The authors acknowledge the following manufacturers: Abbott Diagnostics, Abbott Point of Care, Alere, Beckman Coulter, bioMerieux, Instrumentation Laboratory, Ortho-Clinical Diagnostics, Roche Diagnostics, Siemens Healthcare Diagnostics, and Singulex.
↵2 Nonstandard abbreviations:
- myocardial infarction;
- cardiac troponin I;
- limit of detection.
Author Contributions: All authors confirmed they have contributed to the intellectual content of this paper and have met the following 3 requirements: (a) significant contributions to the conception and design, acquisition of data, or analysis and interpretation of data; (b) drafting or revising the article for intellectual content; and (c) final approval of the published article.
Authors' Disclosures or Potential Conflicts of Interest: Upon manuscript submission, all authors completed the author disclosure form. Disclosures and/or potential conflicts of interest:
Employment or Leadership: F.S. Apple, Clinical Chemistry, AACC.
Consultant or Advisory Role: F.S. Apple, T2 Biosystems, Beckman Coulter, Instrumentation Laboratory, Abbott Diagnostics, Alere, and Ortho-Clinical Diagnostics.
Stock Ownership: None declared.
Honoraria: F.S. Apple, Instrumentation Laboratory and Alere.

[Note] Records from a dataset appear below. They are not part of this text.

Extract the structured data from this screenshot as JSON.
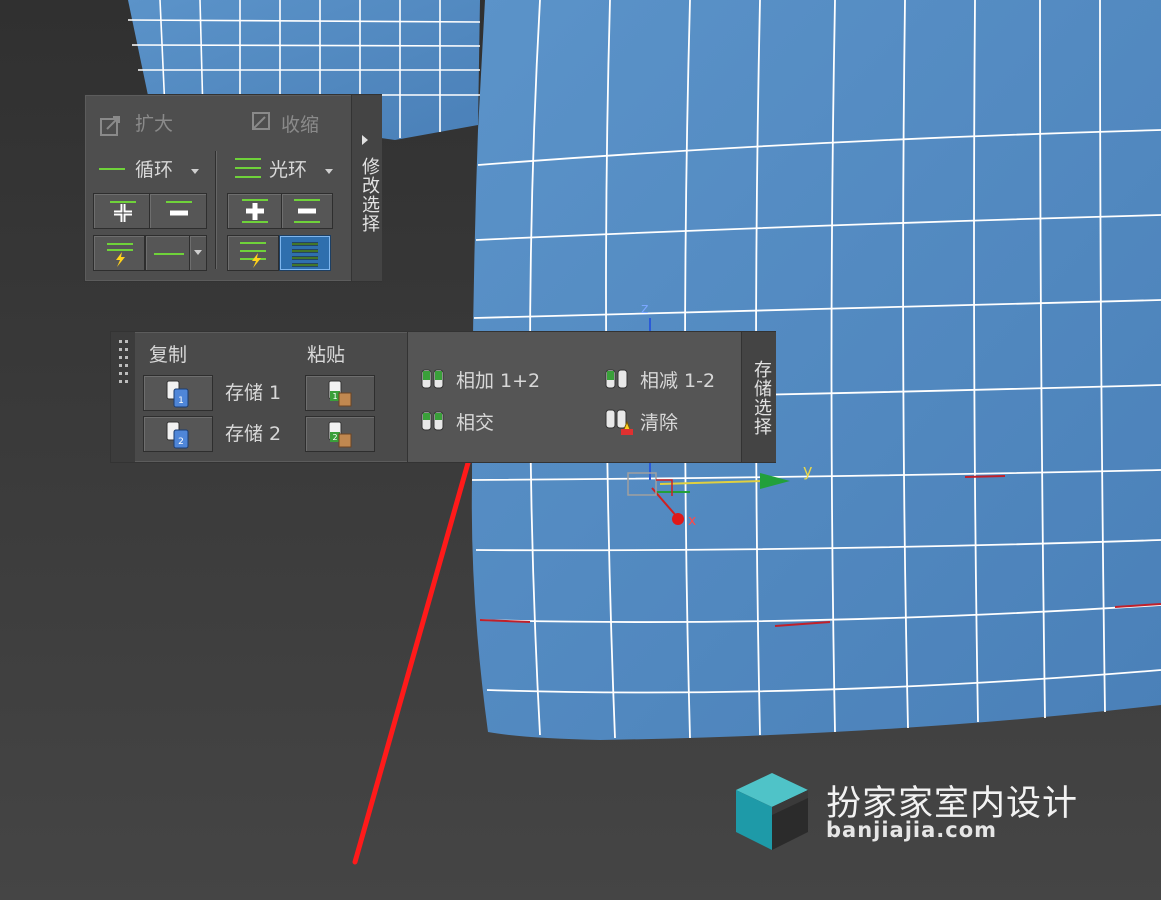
{
  "modify_selection": {
    "grow_label": "扩大",
    "shrink_label": "收缩",
    "loop_label": "循环",
    "ring_label": "光环",
    "tab_label": "修改选择"
  },
  "stored_selections": {
    "copy_label": "复制",
    "paste_label": "粘贴",
    "store1_label": "存储 1",
    "store2_label": "存储 2",
    "add_label": "相加 1+2",
    "subtract_label": "相减 1-2",
    "intersect_label": "相交",
    "clear_label": "清除",
    "tab_label": "存储选择"
  },
  "gizmo": {
    "z_label": "z",
    "y_label": "y",
    "x_label": "x"
  },
  "watermark": {
    "title": "扮家家室内设计",
    "url": "banjiajia.com"
  },
  "colors": {
    "viewport_bg": "#3a3a3a",
    "mesh_blue": "#4f86be",
    "panel_bg": "#4e4e4e",
    "accent_green": "#6fd23a",
    "annotation_red": "#ff1a1a"
  }
}
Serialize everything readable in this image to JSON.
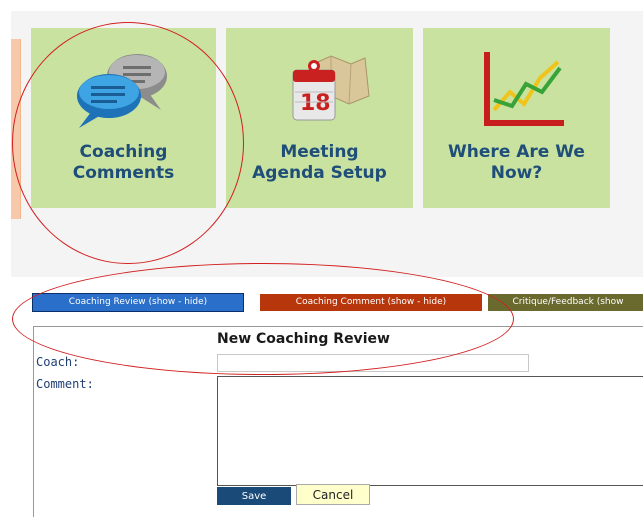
{
  "tiles": [
    {
      "label_line1": "Coaching",
      "label_line2": "Comments",
      "icon": "chat-bubbles-icon"
    },
    {
      "label_line1": "Meeting",
      "label_line2": "Agenda Setup",
      "icon": "calendar-map-icon"
    },
    {
      "label_line1": "Where Are We",
      "label_line2": "Now?",
      "icon": "line-chart-icon"
    }
  ],
  "tabs": [
    {
      "label": "Coaching Review (show - hide)",
      "color": "#2a6fc9"
    },
    {
      "label": "Coaching Comment (show - hide)",
      "color": "#b8360c"
    },
    {
      "label": "Critique/Feedback (show",
      "color": "#6a6a2e"
    }
  ],
  "form": {
    "title": "New Coaching Review",
    "coach_label": "Coach:",
    "comment_label": "Comment:",
    "coach_value": "",
    "comment_value": "",
    "save_label": "Save",
    "cancel_label": "Cancel"
  },
  "colors": {
    "tile_bg": "#c9e2a0",
    "tile_text": "#1f4e79",
    "annotation": "#d21f1f",
    "save_bg": "#1a4a78",
    "cancel_bg": "#ffffcc"
  }
}
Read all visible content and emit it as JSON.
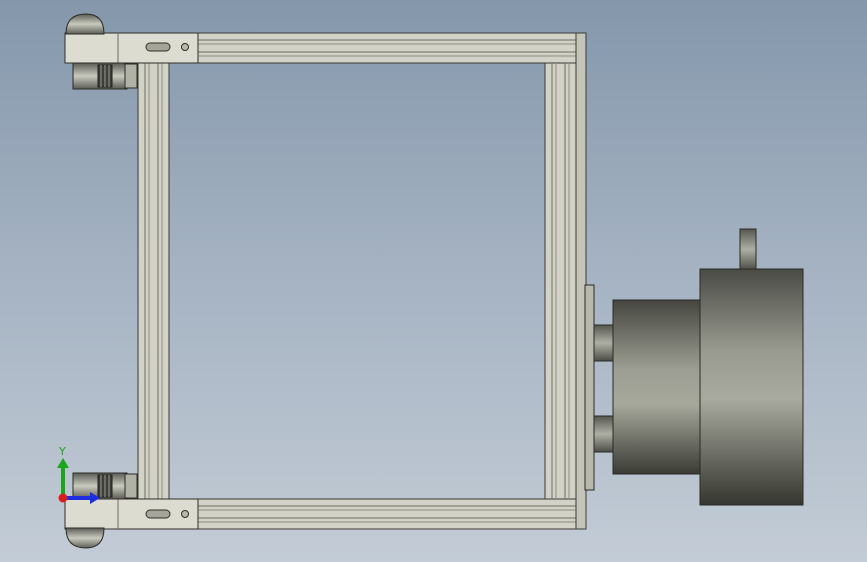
{
  "window": {
    "title": ""
  },
  "viewport": {
    "background_top": "#8497ab",
    "background_bottom": "#c3ccd6"
  },
  "model": {
    "components": [
      "extrusion-frame",
      "caster-wheel",
      "caster-wheel",
      "mounting-bracket",
      "mounting-bracket",
      "drive-motor"
    ]
  },
  "triad": {
    "y_label": "Y",
    "x_color": "#1c2ee0",
    "y_color": "#1aa51a",
    "z_color": "#d81e1e"
  }
}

Research Funding: F.S. Apple, Abbott Diagnostics, Alere, Ortho-Clinical Diagnostics, Response Biomedical, Siemens, Radiometer, Singulex, BioRad, Becton Dickinson, BRAHMS, Instrumentation Laboratory, and Roche.
Expert Testimony: None declared.
Role of Sponsor: The funding organizations played no role in the design of study, choice of enrolled patients, review, and interpretation of data, or preparation or approval of manuscript.
- Received for publication July 6, 2012.
- Accepted for publication August 27, 2012.
- © 2012 The American Association for Clinical Chemistry